──────── Entries shown
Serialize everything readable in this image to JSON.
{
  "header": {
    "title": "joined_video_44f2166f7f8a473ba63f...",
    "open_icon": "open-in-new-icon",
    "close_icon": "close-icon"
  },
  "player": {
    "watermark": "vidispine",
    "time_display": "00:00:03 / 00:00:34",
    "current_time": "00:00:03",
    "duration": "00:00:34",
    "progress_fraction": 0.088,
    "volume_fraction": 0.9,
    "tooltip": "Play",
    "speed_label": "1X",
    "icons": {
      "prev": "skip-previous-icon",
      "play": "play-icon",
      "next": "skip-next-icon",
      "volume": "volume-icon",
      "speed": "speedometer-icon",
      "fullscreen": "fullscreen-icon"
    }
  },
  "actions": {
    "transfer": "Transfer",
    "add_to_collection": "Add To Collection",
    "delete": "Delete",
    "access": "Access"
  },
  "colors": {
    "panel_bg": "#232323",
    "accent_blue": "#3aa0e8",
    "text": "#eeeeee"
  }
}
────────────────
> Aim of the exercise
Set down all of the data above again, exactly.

> Solution
Serialize everything readable in this image to JSON.
{
  "header": {
    "title": "joined_video_44f2166f7f8a473ba63f...",
    "open_icon": "open-in-new-icon",
    "close_icon": "close-icon"
  },
  "player": {
    "watermark": "vidispine",
    "time_display": "00:00:03 / 00:00:34",
    "current_time": "00:00:03",
    "duration": "00:00:34",
    "progress_fraction": 0.088,
    "volume_fraction": 0.9,
    "tooltip": "Play",
    "speed_label": "1X",
    "icons": {
      "prev": "skip-previous-icon",
      "play": "play-icon",
      "next": "skip-next-icon",
      "volume": "volume-icon",
      "speed": "speedometer-icon",
      "fullscreen": "fullscreen-icon"
    }
  },
  "actions": {
    "transfer": "Transfer",
    "add_to_collection": "Add To Collection",
    "delete": "Delete",
    "access": "Access"
  },
  "colors": {
    "panel_bg": "#232323",
    "accent_blue": "#3aa0e8",
    "text": "#eeeeee"
  }
}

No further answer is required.